Private Foreign Currency Exchange is regulated in the United Kingdom. By violating regulations through using these Private Foreign Currency Exchange service, you might have to bear the legal consequences, often not known to you at the outset.

The New Legislation – Criminal Finance Act 2017

Since 31 January 2018, new enforcement power was introduced into the Proceeds of Crime Act 2002 by Criminal Finance Act 2017, it allows authorities to apply to Magistrates’ Court to freeze the monies in “suspicious” bank accounts or building societies account until the source of the funds can be established. Funds were either alleged to be derived from, or intended for use in, unlawful activities.

The frequent use of Private Foreign Currency Exchange services is considered one of the activities that will make Chinese Students’ bank account looks suspicious.

This is because in each transaction, the currency exchange service provider will separate the total amount of pounds into several tranches before sending. The service provider will deposit each tranche of the transaction by cash into the customer’s bank account from different bank branches all over the United Kingdom. By sending in tranches and in different branches, the service provider can avoid being suspicious when paying large amount of cash into a single account in a single branch.

When the NECC notice that there are no links between the location where cash are deposited and where the bank account holder is based, they classify this as a money laundering technique called ‘smurfing’. This constitutes a reasonable ground to suspect the source of those funds are illegitimate. Therefore, the NECC officer will subsequently apply to the Magistrates’ Court to freeze the bank account of these Chinese students for further investigations.

What are the legal consequences?

While the NECC is conducting the money laundering investigations, the account holder must cooperate with the authorities and give evidence with explanations. If the account holder fails to give evidence, the account holder may have to bear the legal consequence and sentence for money laundering. Not only the frozen funds will be forfeited, the criminal record may also affect any current and subsequent student visas in the UK.

What should I do next?

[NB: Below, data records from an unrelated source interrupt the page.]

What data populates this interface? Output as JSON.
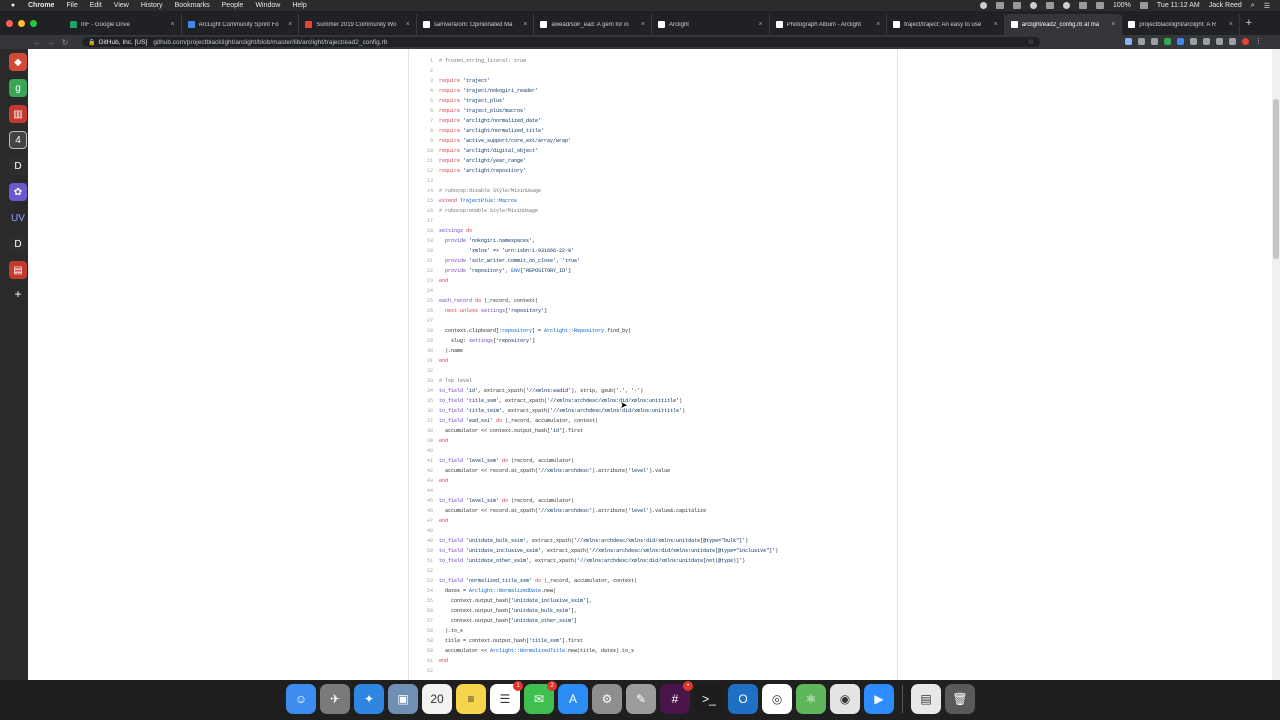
{
  "menubar": {
    "app": "Chrome",
    "items": [
      "File",
      "Edit",
      "View",
      "History",
      "Bookmarks",
      "People",
      "Window",
      "Help"
    ],
    "battery": "100%",
    "clock": "Tue 11:12 AM",
    "user": "Jack Reed"
  },
  "tabs": [
    {
      "title": "IIIF - Google Drive",
      "color": "#1fa463"
    },
    {
      "title": "ArcLight Community Sprint Fo",
      "color": "#4285f4"
    },
    {
      "title": "Summer 2019 Community Wo",
      "color": "#ea4335"
    },
    {
      "title": "samvera/om: Opinionated Ma",
      "color": "#ffffff"
    },
    {
      "title": "awead/solr_ead: A gem for in",
      "color": "#ffffff"
    },
    {
      "title": "Arclight",
      "color": "#ffffff"
    },
    {
      "title": "Photograph Album - Arclight",
      "color": "#ffffff"
    },
    {
      "title": "traject/traject: An easy to use",
      "color": "#ffffff"
    },
    {
      "title": "arclight/ead2_config.rb at ma",
      "color": "#ffffff"
    },
    {
      "title": "projectblacklight/arclight: A R",
      "color": "#ffffff"
    }
  ],
  "toolbar": {
    "origin": "GitHub, Inc. [US]",
    "url": "github.com/projectblacklight/arclight/blob/master/lib/arclight/traject/ead2_config.rb"
  },
  "code": [
    {
      "n": "1",
      "t": "# frozen_string_literal: true"
    },
    {
      "n": "2",
      "t": ""
    },
    {
      "n": "3",
      "t": "require 'traject'"
    },
    {
      "n": "4",
      "t": "require 'traject/nokogiri_reader'"
    },
    {
      "n": "5",
      "t": "require 'traject_plus'"
    },
    {
      "n": "6",
      "t": "require 'traject_plus/macros'"
    },
    {
      "n": "7",
      "t": "require 'arclight/normalized_date'"
    },
    {
      "n": "8",
      "t": "require 'arclight/normalized_title'"
    },
    {
      "n": "9",
      "t": "require 'active_support/core_ext/array/wrap'"
    },
    {
      "n": "10",
      "t": "require 'arclight/digital_object'"
    },
    {
      "n": "11",
      "t": "require 'arclight/year_range'"
    },
    {
      "n": "12",
      "t": "require 'arclight/repository'"
    },
    {
      "n": "13",
      "t": ""
    },
    {
      "n": "14",
      "t": "# rubocop:disable Style/MixinUsage"
    },
    {
      "n": "15",
      "t": "extend TrajectPlus::Macros"
    },
    {
      "n": "16",
      "t": "# rubocop:enable Style/MixinUsage"
    },
    {
      "n": "17",
      "t": ""
    },
    {
      "n": "18",
      "t": "settings do"
    },
    {
      "n": "19",
      "t": "  provide 'nokogiri.namespaces',"
    },
    {
      "n": "20",
      "t": "          'xmlns' => 'urn:isbn:1-931666-22-9'"
    },
    {
      "n": "21",
      "t": "  provide 'solr_writer.commit_on_close', 'true'"
    },
    {
      "n": "22",
      "t": "  provide 'repository', ENV['REPOSITORY_ID']"
    },
    {
      "n": "23",
      "t": "end"
    },
    {
      "n": "24",
      "t": ""
    },
    {
      "n": "25",
      "t": "each_record do |_record, context|"
    },
    {
      "n": "26",
      "t": "  next unless settings['repository']"
    },
    {
      "n": "27",
      "t": ""
    },
    {
      "n": "28",
      "t": "  context.clipboard[:repository] = Arclight::Repository.find_by("
    },
    {
      "n": "29",
      "t": "    slug: settings['repository']"
    },
    {
      "n": "30",
      "t": "  ).name"
    },
    {
      "n": "31",
      "t": "end"
    },
    {
      "n": "32",
      "t": ""
    },
    {
      "n": "33",
      "t": "# Top level"
    },
    {
      "n": "34",
      "t": "to_field 'id', extract_xpath('//xmlns:eadid'), strip, gsub('.', '-')"
    },
    {
      "n": "35",
      "t": "to_field 'title_ssm', extract_xpath('//xmlns:archdesc/xmlns:did/xmlns:unittitle')"
    },
    {
      "n": "36",
      "t": "to_field 'title_teim', extract_xpath('//xmlns:archdesc/xmlns:did/xmlns:unittitle')"
    },
    {
      "n": "37",
      "t": "to_field 'ead_ssi' do |_record, accumulator, context|"
    },
    {
      "n": "38",
      "t": "  accumulator << context.output_hash['id'].first"
    },
    {
      "n": "39",
      "t": "end"
    },
    {
      "n": "40",
      "t": ""
    },
    {
      "n": "41",
      "t": "to_field 'level_ssm' do |record, accumulator|"
    },
    {
      "n": "42",
      "t": "  accumulator << record.at_xpath('//xmlns:archdesc').attribute('level').value"
    },
    {
      "n": "43",
      "t": "end"
    },
    {
      "n": "44",
      "t": ""
    },
    {
      "n": "45",
      "t": "to_field 'level_sim' do |record, accumulator|"
    },
    {
      "n": "46",
      "t": "  accumulator << record.at_xpath('//xmlns:archdesc').attribute('level').value&.capitalize"
    },
    {
      "n": "47",
      "t": "end"
    },
    {
      "n": "48",
      "t": ""
    },
    {
      "n": "49",
      "t": "to_field 'unitdate_bulk_ssim', extract_xpath('//xmlns:archdesc/xmlns:did/xmlns:unitdate[@type=\"bulk\"]')"
    },
    {
      "n": "50",
      "t": "to_field 'unitdate_inclusive_ssim', extract_xpath('//xmlns:archdesc/xmlns:did/xmlns:unitdate[@type=\"inclusive\"]')"
    },
    {
      "n": "51",
      "t": "to_field 'unitdate_other_ssim', extract_xpath('//xmlns:archdesc/xmlns:did/xmlns:unitdate[not(@type)]')"
    },
    {
      "n": "52",
      "t": ""
    },
    {
      "n": "53",
      "t": "to_field 'normalized_title_ssm' do |_record, accumulator, context|"
    },
    {
      "n": "54",
      "t": "  dates = Arclight::NormalizedDate.new("
    },
    {
      "n": "55",
      "t": "    context.output_hash['unitdate_inclusive_ssim'],"
    },
    {
      "n": "56",
      "t": "    context.output_hash['unitdate_bulk_ssim'],"
    },
    {
      "n": "57",
      "t": "    context.output_hash['unitdate_other_ssim']"
    },
    {
      "n": "58",
      "t": "  ).to_s"
    },
    {
      "n": "59",
      "t": "  title = context.output_hash['title_ssm'].first"
    },
    {
      "n": "60",
      "t": "  accumulator << Arclight::NormalizedTitle.new(title, dates).to_s"
    },
    {
      "n": "61",
      "t": "end"
    },
    {
      "n": "62",
      "t": ""
    }
  ],
  "dock": [
    {
      "name": "finder-icon",
      "color": "#3d8cf0",
      "glyph": "☺"
    },
    {
      "name": "launchpad-icon",
      "color": "#7a7a7a",
      "glyph": "✈"
    },
    {
      "name": "safari-icon",
      "color": "#2f86e0",
      "glyph": "✦"
    },
    {
      "name": "preview-icon",
      "color": "#6f8fb3",
      "glyph": "▣"
    },
    {
      "name": "calendar-icon",
      "color": "#f2f2f2",
      "glyph": "20"
    },
    {
      "name": "notes-icon",
      "color": "#f6d54a",
      "glyph": "≡"
    },
    {
      "name": "reminders-icon",
      "color": "#ffffff",
      "glyph": "☰",
      "badge": "1"
    },
    {
      "name": "messages-icon",
      "color": "#3fbf4f",
      "glyph": "✉",
      "badge": "2"
    },
    {
      "name": "app-store-icon",
      "color": "#2b8cf3",
      "glyph": "A"
    },
    {
      "name": "system-preferences-icon",
      "color": "#8e8e8e",
      "glyph": "⚙"
    },
    {
      "name": "script-editor-icon",
      "color": "#9c9c9c",
      "glyph": "✎"
    },
    {
      "name": "slack-icon",
      "color": "#4a154b",
      "glyph": "#",
      "badge": "•"
    },
    {
      "name": "terminal-icon",
      "color": "#1d1d1d",
      "glyph": ">_"
    },
    {
      "name": "outlook-icon",
      "color": "#1f6fc5",
      "glyph": "O"
    },
    {
      "name": "globalprotect-icon",
      "color": "#ffffff",
      "glyph": "◎"
    },
    {
      "name": "atom-icon",
      "color": "#5fb65b",
      "glyph": "⚛"
    },
    {
      "name": "chrome-icon",
      "color": "#e4e4e4",
      "glyph": "◉"
    },
    {
      "name": "zoom-icon",
      "color": "#2d8cff",
      "glyph": "▶"
    },
    {
      "name": "documents-icon",
      "color": "#e8e8e8",
      "glyph": "▤"
    },
    {
      "name": "trash-icon",
      "color": "#5a5a5a",
      "glyph": "🗑"
    }
  ]
}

When you receive the notice of AFO applications sent by the authorities, we recommend that you seek legal advice at your earliest opportunity. The two cases set out examples of why you need to seek legal advice.

Case one:

The client’s UK bank accounts became subject to AFO. Amount frozen was over £100,000. We were instructed to communicate on the client behalf with the NCA and then help piece together the reasons for so many cash deposits to her bank accounts from different locations. Following a rigorous investigation and discussions with our client. Our ability to speak and write to our client in mandarin was crucial to her understanding what was required to explain what the transactions were. Despite good evidence to show the transactions were all accounted for, the NCA would not agree to unfreeze the bank accounts and the matter proceeded to court hearing again. Following witness evidence given by our client and a prepared bundle of documents filed with the court, the Judge refused the NCA’s request to extend the AFO and accepted our client’s funds and transactions were good. AFO discharged.

Case two:

The Client’s UK bank accounts became subject to AFO. Application brought by a police authority. Amount frozen was £30,000. The allegation was that these were proceeds of crime transfers as the cash payments were made by unknown individuals at various locations in UK. The main worry for the client was her visa status and did not want a criminal record. Following detailed discussions and thorough investigation of all transactions and transfers, we were able to persuade the police authority that only part of the frozen funds could not be accounted for. With several rounds of negotiation, it was agreed that the police would not take this further if the funds that could not be accounted for were disclaimed. A written compromise was agreed, and the client was very happy with the result.

Chan Neill solicitors is a leading Law Firm in London and we have mandarin and Cantonese speaking lawyers who are experienced in the legal area and are able to guide you through this difficult period. If you have any queries of the AFO, please do not hesitate to contact: